Pension staff spent hundreds of hours penning a lengthy hostile defense conceding nothing—no need for any improvement in management of the pension; financial vendors to the pension from all over the world were flown in to personally praise staff; and a few board members chimed in periodically during the live-steamed meeting with seemingly rehearsed comments supporting STRS’s generous dealings with Wall Street. (Whether the majority of the board has even read the BFS report to this day is unclear. Only one member, Mr. Steen, demonstrated knowledge of the report’s findings, asking probing questions during the meeting.)

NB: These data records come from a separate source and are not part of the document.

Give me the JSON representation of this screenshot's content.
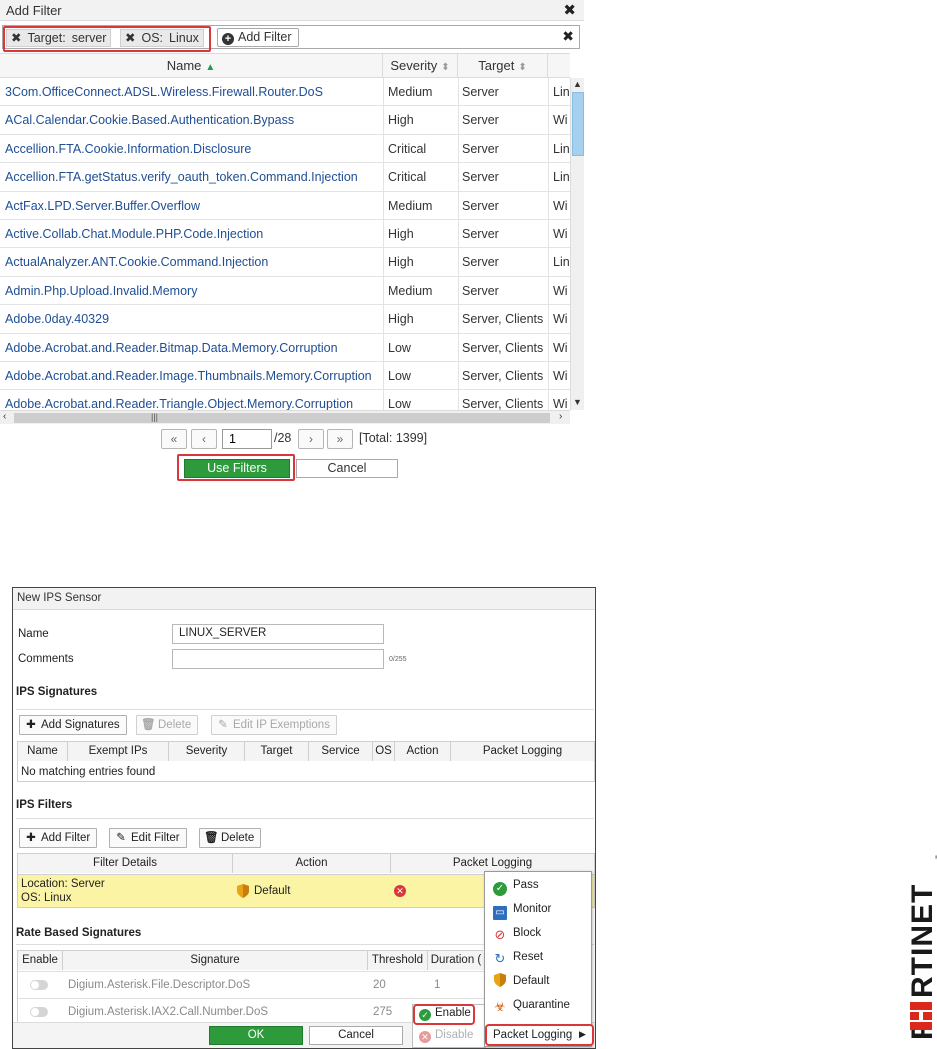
{
  "add_filter_dialog": {
    "title": "Add Filter",
    "close_glyph": "✖",
    "active_filters": [
      {
        "key": "Target:",
        "value": "server"
      },
      {
        "key": "OS:",
        "value": "Linux"
      }
    ],
    "add_filter_label": "Add Filter",
    "clear_glyph": "✖",
    "columns": {
      "name": "Name",
      "severity": "Severity",
      "target": "Target"
    },
    "rows": [
      {
        "name": "3Com.OfficeConnect.ADSL.Wireless.Firewall.Router.DoS",
        "severity": "Medium",
        "target": "Server",
        "os": "Lin"
      },
      {
        "name": "ACal.Calendar.Cookie.Based.Authentication.Bypass",
        "severity": "High",
        "target": "Server",
        "os": "Wi"
      },
      {
        "name": "Accellion.FTA.Cookie.Information.Disclosure",
        "severity": "Critical",
        "target": "Server",
        "os": "Lin"
      },
      {
        "name": "Accellion.FTA.getStatus.verify_oauth_token.Command.Injection",
        "severity": "Critical",
        "target": "Server",
        "os": "Lin"
      },
      {
        "name": "ActFax.LPD.Server.Buffer.Overflow",
        "severity": "Medium",
        "target": "Server",
        "os": "Wi"
      },
      {
        "name": "Active.Collab.Chat.Module.PHP.Code.Injection",
        "severity": "High",
        "target": "Server",
        "os": "Wi"
      },
      {
        "name": "ActualAnalyzer.ANT.Cookie.Command.Injection",
        "severity": "High",
        "target": "Server",
        "os": "Lin"
      },
      {
        "name": "Admin.Php.Upload.Invalid.Memory",
        "severity": "Medium",
        "target": "Server",
        "os": "Wi"
      },
      {
        "name": "Adobe.0day.40329",
        "severity": "High",
        "target": "Server, Clients",
        "os": "Wi"
      },
      {
        "name": "Adobe.Acrobat.and.Reader.Bitmap.Data.Memory.Corruption",
        "severity": "Low",
        "target": "Server, Clients",
        "os": "Wi"
      },
      {
        "name": "Adobe.Acrobat.and.Reader.Image.Thumbnails.Memory.Corruption",
        "severity": "Low",
        "target": "Server, Clients",
        "os": "Wi"
      },
      {
        "name": "Adobe.Acrobat.and.Reader.Triangle.Object.Memory.Corruption",
        "severity": "Low",
        "target": "Server, Clients",
        "os": "Wi"
      }
    ],
    "pager": {
      "first": "«",
      "prev": "‹",
      "next": "›",
      "last": "»",
      "page": "1",
      "of_pages": "/28",
      "total": "[Total: 1399]"
    },
    "use_filters_label": "Use Filters",
    "cancel_label": "Cancel"
  },
  "ips_sensor_dialog": {
    "title": "New IPS Sensor",
    "name_label": "Name",
    "name_value": "LINUX_SERVER",
    "comments_label": "Comments",
    "comments_counter": "0/255",
    "signatures_section": "IPS Signatures",
    "add_signatures_label": "Add Signatures",
    "delete_label": "Delete",
    "edit_ip_exemptions_label": "Edit IP Exemptions",
    "signature_columns": [
      "Name",
      "Exempt IPs",
      "Severity",
      "Target",
      "Service",
      "OS",
      "Action",
      "Packet Logging"
    ],
    "no_entries": "No matching entries found",
    "filters_section": "IPS Filters",
    "add_filter_label": "Add Filter",
    "edit_filter_label": "Edit Filter",
    "filter_delete_label": "Delete",
    "filter_columns": [
      "Filter Details",
      "Action",
      "Packet Logging"
    ],
    "filter_row": {
      "location": "Location: Server",
      "os": "OS: Linux",
      "action": "Default"
    },
    "rate_section": "Rate Based Signatures",
    "rate_columns": [
      "Enable",
      "Signature",
      "Threshold",
      "Duration ("
    ],
    "rate_rows": [
      {
        "signature": "Digium.Asterisk.File.Descriptor.DoS",
        "threshold": "20",
        "duration": "1"
      },
      {
        "signature": "Digium.Asterisk.IAX2.Call.Number.DoS",
        "threshold": "275",
        "duration": ""
      }
    ],
    "ok_label": "OK",
    "cancel_label": "Cancel",
    "enable_label": "Enable",
    "disable_label": "Disable",
    "context_menu": [
      "Pass",
      "Monitor",
      "Block",
      "Reset",
      "Default",
      "Quarantine"
    ],
    "packet_logging_label": "Packet Logging"
  },
  "colors": {
    "accent_green": "#2d9a3c",
    "highlight_red": "#d9373a",
    "link_blue": "#1f4e94",
    "selected_row_yellow": "#fbf4a4",
    "logo_red": "#da291c"
  }
}
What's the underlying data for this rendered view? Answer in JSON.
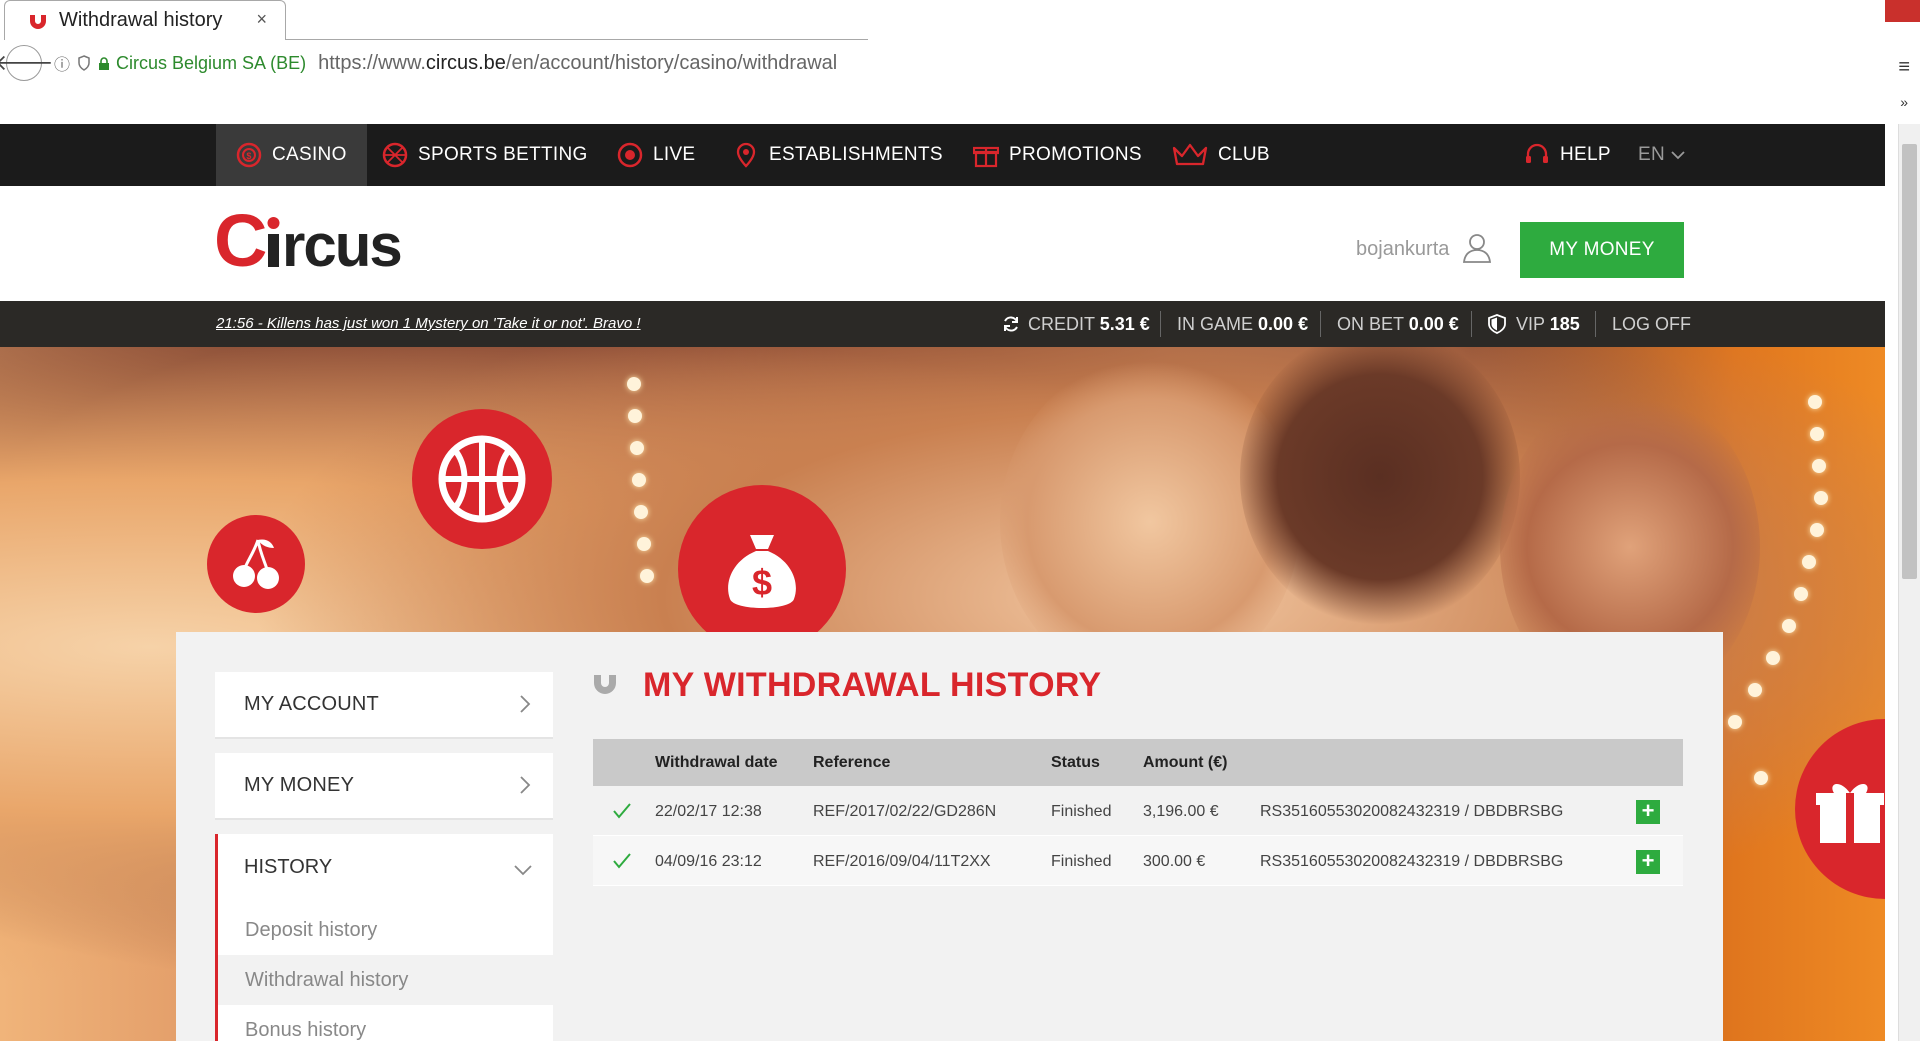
{
  "browser": {
    "tab_title": "Withdrawal history",
    "tab_close": "×",
    "site_identity": "Circus Belgium SA (BE)",
    "url_prefix": "https://www.",
    "url_domain": "circus.be",
    "url_path": "/en/account/history/casino/withdrawal",
    "back_glyph": "🡐",
    "info_glyph": "ⓘ",
    "menu_glyph": "≡",
    "overflow_glyph": "»"
  },
  "nav": {
    "items": [
      {
        "label": "CASINO",
        "icon": "casino-chip-icon"
      },
      {
        "label": "SPORTS BETTING",
        "icon": "ball-icon"
      },
      {
        "label": "LIVE",
        "icon": "live-icon"
      },
      {
        "label": "ESTABLISHMENTS",
        "icon": "location-pin-icon"
      },
      {
        "label": "PROMOTIONS",
        "icon": "gift-icon"
      },
      {
        "label": "CLUB",
        "icon": "crown-icon"
      }
    ],
    "help": "HELP",
    "lang": "EN"
  },
  "header": {
    "logo_text": "Circus",
    "username": "bojankurta",
    "my_money_button": "MY MONEY"
  },
  "status": {
    "ticker": "21:56 - Killens has just won 1 Mystery on 'Take it or not'. Bravo !",
    "credit_label": "CREDIT",
    "credit_value": "5.31 €",
    "ingame_label": "IN GAME",
    "ingame_value": "0.00 €",
    "onbet_label": "ON BET",
    "onbet_value": "0.00 €",
    "vip_label": "VIP",
    "vip_value": "185",
    "logoff": "LOG OFF"
  },
  "sidebar": {
    "my_account": "MY ACCOUNT",
    "my_money": "MY MONEY",
    "history": "HISTORY",
    "sub_items": [
      "Deposit history",
      "Withdrawal history",
      "Bonus history"
    ]
  },
  "main": {
    "title": "MY WITHDRAWAL HISTORY",
    "columns": [
      "Withdrawal date",
      "Reference",
      "Status",
      "Amount (€)"
    ],
    "rows": [
      {
        "date": "22/02/17 12:38",
        "reference": "REF/2017/02/22/GD286N",
        "status": "Finished",
        "amount": "3,196.00 €",
        "account": "RS35160553020082432319 / DBDBRSBG",
        "expand": "+"
      },
      {
        "date": "04/09/16 23:12",
        "reference": "REF/2016/09/04/11T2XX",
        "status": "Finished",
        "amount": "300.00 €",
        "account": "RS35160553020082432319 / DBDBRSBG",
        "expand": "+"
      }
    ]
  },
  "colors": {
    "brand_red": "#d9262c",
    "accent_green": "#2eab3f",
    "nav_bg": "#1b1b1b"
  }
}
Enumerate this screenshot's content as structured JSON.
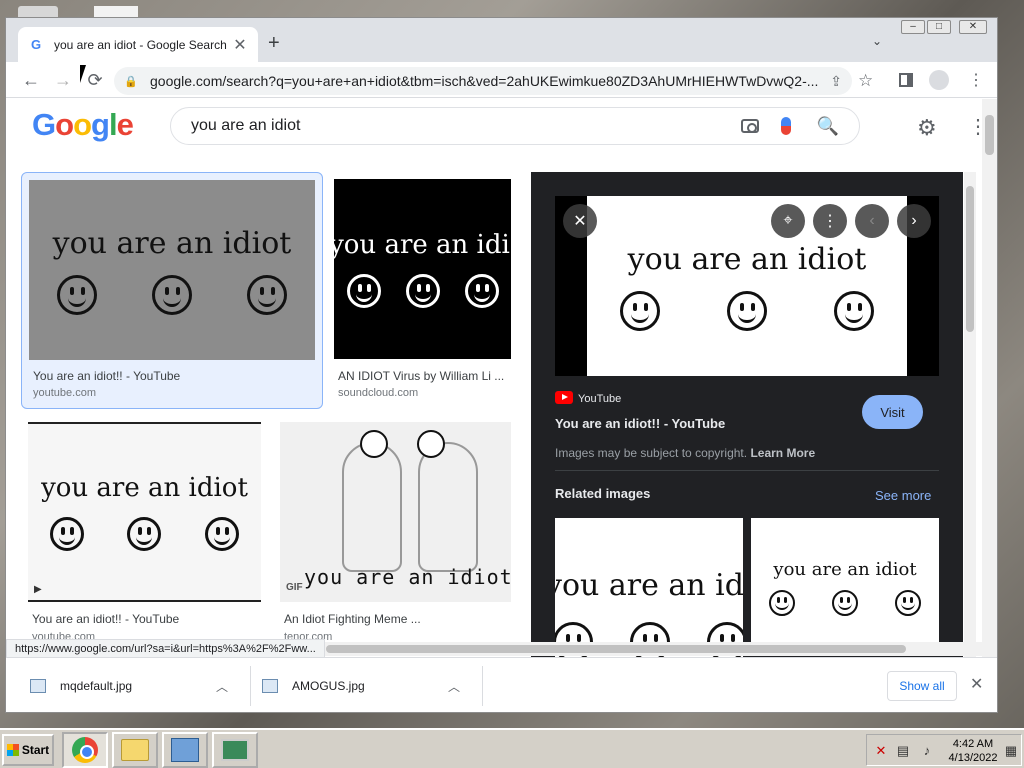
{
  "tab": {
    "title": "you are an idiot - Google Search",
    "favicon": "G",
    "close": "✕",
    "new_tab": "+",
    "search_tabs": "⌄"
  },
  "window_controls": {
    "minimize": "‒",
    "maximize": "□",
    "close": "✕"
  },
  "toolbar": {
    "back": "←",
    "forward": "→",
    "reload": "⟳",
    "url": "google.com/search?q=you+are+an+idiot&tbm=isch&ved=2ahUKEwimkue80ZD3AhUMrHIEHWTwDvwQ2-...",
    "lock": "🔒",
    "share": "⇪",
    "star": "☆",
    "menu": "⋮"
  },
  "google": {
    "logo": [
      "G",
      "o",
      "o",
      "g",
      "l",
      "e"
    ],
    "logo_colors": [
      "#4285f4",
      "#ea4335",
      "#fbbc05",
      "#4285f4",
      "#34a853",
      "#ea4335"
    ],
    "query": "you are an idiot",
    "search_icon": "🔍",
    "settings_icon": "⚙",
    "apps_icon": "⋮⋮"
  },
  "results": [
    {
      "thumb_text": "you are an idiot",
      "title": "You are an idiot!! - YouTube",
      "source": "youtube.com"
    },
    {
      "thumb_text": "you are an idiot",
      "title": "AN IDIOT Virus by William Li ...",
      "source": "soundcloud.com"
    },
    {
      "thumb_text": "you are an idiot",
      "title": "You are an idiot!! - YouTube",
      "source": "youtube.com",
      "badge": "▶"
    },
    {
      "thumb_text": "you are an idiot!",
      "title": "An Idiot Fighting Meme ...",
      "source": "tenor.com",
      "badge": "GIF"
    }
  ],
  "preview": {
    "image_text": "you are an idiot",
    "close": "✕",
    "more": "⋮",
    "prev": "‹",
    "next": "›",
    "source": "YouTube",
    "title": "You are an idiot!! - YouTube",
    "visit": "Visit",
    "copyright": "Images may be subject to copyright.",
    "learn_more": "Learn More",
    "related_title": "Related images",
    "see_more": "See more",
    "related": [
      {
        "text": "you are an idio"
      },
      {
        "text": "you are an idiot"
      }
    ]
  },
  "status_url": "https://www.google.com/url?sa=i&url=https%3A%2F%2Fww...",
  "downloads": {
    "items": [
      {
        "name": "mqdefault.jpg"
      },
      {
        "name": "AMOGUS.jpg"
      }
    ],
    "chevron": "︿",
    "show_all": "Show all",
    "close": "✕"
  },
  "taskbar": {
    "start": "Start",
    "time": "4:42 AM",
    "date": "4/13/2022"
  }
}
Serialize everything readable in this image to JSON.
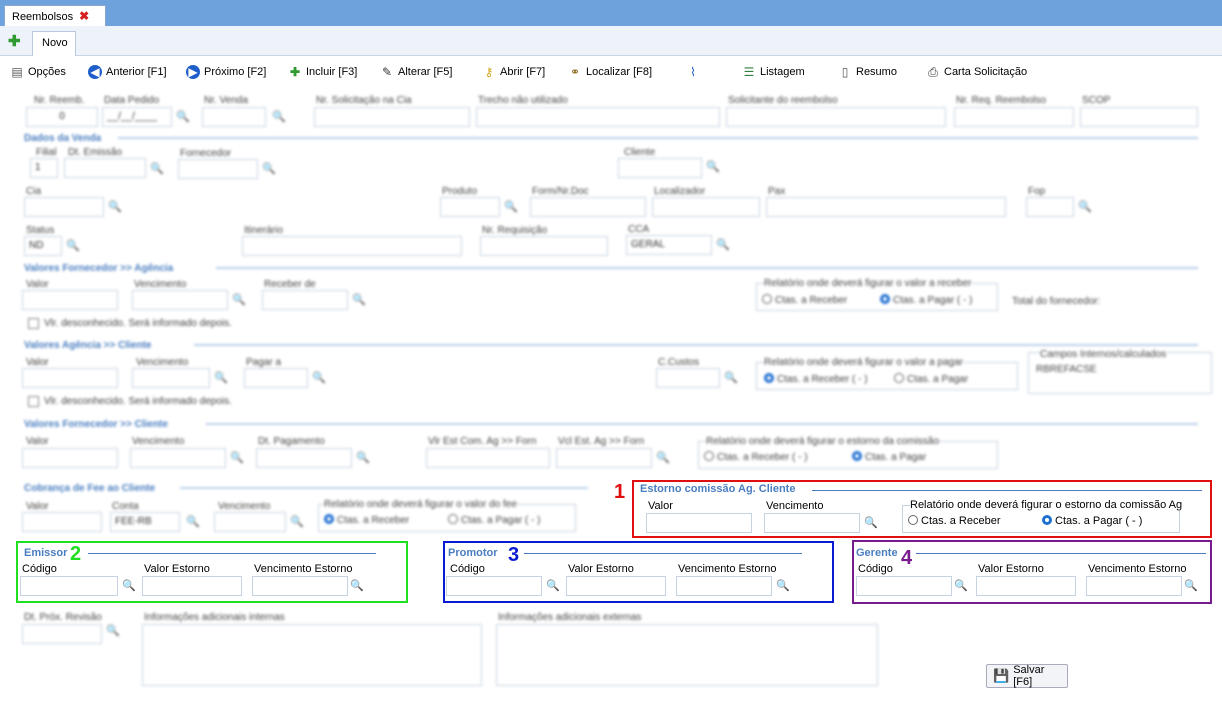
{
  "window": {
    "tab_label": "Reembolsos",
    "subtab_label": "Novo"
  },
  "toolbar": {
    "opcoes": "Opções",
    "anterior": "Anterior [F1]",
    "proximo": "Próximo [F2]",
    "incluir": "Incluir [F3]",
    "alterar": "Alterar [F5]",
    "abrir": "Abrir [F7]",
    "localizar": "Localizar [F8]",
    "listagem": "Listagem",
    "resumo": "Resumo",
    "carta": "Carta Solicitação"
  },
  "header_fields": {
    "nr_reemb": "Nr. Reemb.",
    "nr_reemb_value": "0",
    "data_pedido": "Data Pedido",
    "data_pedido_value": "__/__/____",
    "nr_venda": "Nr. Venda",
    "nr_solicitacao": "Nr. Solicitação na Cia",
    "trecho": "Trecho não utilizado",
    "solicitante": "Solicitante do reembolso",
    "nr_req": "Nr. Req. Reembolso",
    "scop": "SCOP"
  },
  "dados_venda": {
    "title": "Dados da Venda",
    "filial": "Filial",
    "filial_value": "1",
    "dt_emissao": "Dt. Emissão",
    "fornecedor": "Fornecedor",
    "cliente": "Cliente",
    "cia": "Cia",
    "produto": "Produto",
    "form_nr_doc": "Form/Nr.Doc",
    "localizador": "Localizador",
    "pax": "Pax",
    "fop": "Fop",
    "status": "Status",
    "status_value": "ND",
    "itinerario": "Itinerário",
    "nr_requisicao": "Nr. Requisição",
    "cca": "CCA",
    "cca_value": "GERAL"
  },
  "forn_agencia": {
    "title": "Valores Fornecedor >> Agência",
    "valor": "Valor",
    "vencimento": "Vencimento",
    "receber_de": "Receber de",
    "relatorio": "Relatório onde deverá figurar o valor a receber",
    "opt1": "Ctas. a Receber",
    "opt2": "Ctas. a Pagar ( - )",
    "total": "Total do fornecedor:",
    "check": "Vlr. desconhecido. Será informado depois."
  },
  "agencia_cliente": {
    "title": "Valores Agência >> Cliente",
    "valor": "Valor",
    "vencimento": "Vencimento",
    "pagar_a": "Pagar a",
    "c_custos": "C.Custos",
    "relatorio": "Relatório onde deverá figurar o valor a pagar",
    "opt1": "Ctas. a Receber ( - )",
    "opt2": "Ctas. a Pagar",
    "campos": "Campos Internos/calculados",
    "campos_value": "RBREFACSE",
    "check": "Vlr. desconhecido. Será informado depois."
  },
  "forn_cliente": {
    "title": "Valores Fornecedor >> Cliente",
    "valor": "Valor",
    "vencimento": "Vencimento",
    "dt_pagamento": "Dt. Pagamento",
    "vlr_est": "Vlr Est Com. Ag >> Forn",
    "vcl_est": "Vcl Est. Ag >> Forn",
    "relatorio": "Relatório onde deverá figurar o estorno da comissão",
    "opt1": "Ctas. a Receber ( - )",
    "opt2": "Ctas. a Pagar"
  },
  "cobranca_fee": {
    "title": "Cobrança de Fee ao Cliente",
    "valor": "Valor",
    "conta": "Conta",
    "conta_value": "FEE-RB",
    "vencimento": "Vencimento",
    "relatorio": "Relatório onde deverá figurar o valor do fee",
    "opt1": "Ctas. a Receber",
    "opt2": "Ctas. a Pagar ( - )"
  },
  "estorno": {
    "number": "1",
    "title": "Estorno comissão Ag. Cliente",
    "valor": "Valor",
    "vencimento": "Vencimento",
    "relatorio": "Relatório onde deverá figurar o estorno da comissão Ag",
    "opt1": "Ctas. a Receber",
    "opt2": "Ctas. a Pagar ( - )"
  },
  "emissor": {
    "number": "2",
    "title": "Emissor",
    "codigo": "Código",
    "valor": "Valor Estorno",
    "vencimento": "Vencimento Estorno"
  },
  "promotor": {
    "number": "3",
    "title": "Promotor",
    "codigo": "Código",
    "valor": "Valor Estorno",
    "vencimento": "Vencimento Estorno"
  },
  "gerente": {
    "number": "4",
    "title": "Gerente",
    "codigo": "Código",
    "valor": "Valor Estorno",
    "vencimento": "Vencimento Estorno"
  },
  "footer": {
    "dt_prox": "Dt. Próx. Revisão",
    "info_internas": "Informações adicionais internas",
    "info_externas": "Informações adicionais externas",
    "salvar": "Salvar [F6]"
  },
  "colors": {
    "box1": "#e01010",
    "box2": "#1fe01f",
    "box3": "#0a1ad0",
    "box4": "#7a1a8f",
    "accent": "#4a7ec0"
  }
}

All seemed to be going well early-on for STRS until its paid consultants began offering information and opinions which conflicted not only with each another, but with their pension client. The pension and its hired experts could not even agree as to whether all investment fees paid to Wall Street, including hefty performance fees, were fees and, if so, whether the fees should be fully disclosed to pensioners and taxpayers.
“Carried interest is not an investment cost… Carried interest is not a fee,” said the pension staff and its consultant-helpers, apparently unaware of the SEC’s publicly-stated position: “Carried interest is a type of performance fee.” Board members Steen and Fichtenbaum both agree that the hundreds of millions in performance fees paid by the pension to Wall Street investment managers are unquestionably investment fees, consistent with the SEC’s position. Whether the rest of the board is even aware the state pension’s views on investment fees are at odds with the federal securities regulator is unclear.
Retired teachers in attendance audibly groaned when an investment consultant to the pension equated paying Wall Street money managers $59 million in fees on uninvested capital, i.e., fees for doing nothing, to paying teachers over the summer when they’re not in the classroom. (Of course, the pay teachers receive over the summer months is not tens of millions for doing nothing—it’s thousands for hard work done during the school year.)
Other notable quotes from the STRS staff report included:
“It is unrealistic to demand transparency… investment firms would not risk doing business with government entities...”
"STRS complies with the fiduciary standards… which mirror the ERISA fiduciary standards, and the system maintains adequate fiduciary liability insurance."
In my decades of experience conducting investigations both on behalf of public pensions and, more recently, their participants, I have observed two constants: These pensions always resist transparency and always react hostilely, as opposed to listening, to public criticism. Transparency is dreaded because it often exposes lack of competence in investment matters which, when subject to public scrutiny leads to, at a minimum, embarrassment. Since these pensions are dealing with public monies, they should have nothing to hide and embrace input from stakeholders.
I encourage anyone with an interest in public pensions generally, and Ohio’s public pensions specifically, to read the BFS Report, the so-called STRS Response, and the final BFS Response to STRS Staff, to gain an awareness of the troubling issues which are emerging related to the management of these severely underfunded funds. Come to your own conclusions about whether secrecy, pervasive conflicts of interest, abusive Wall Street business practices, hidden and excessive investment fees, and potential violations of law may be undermining the financial performance of these retirement funds. Whether you’re counting on public pensions for your retirement security or supporting them as a taxpayer, understand your money is at risk.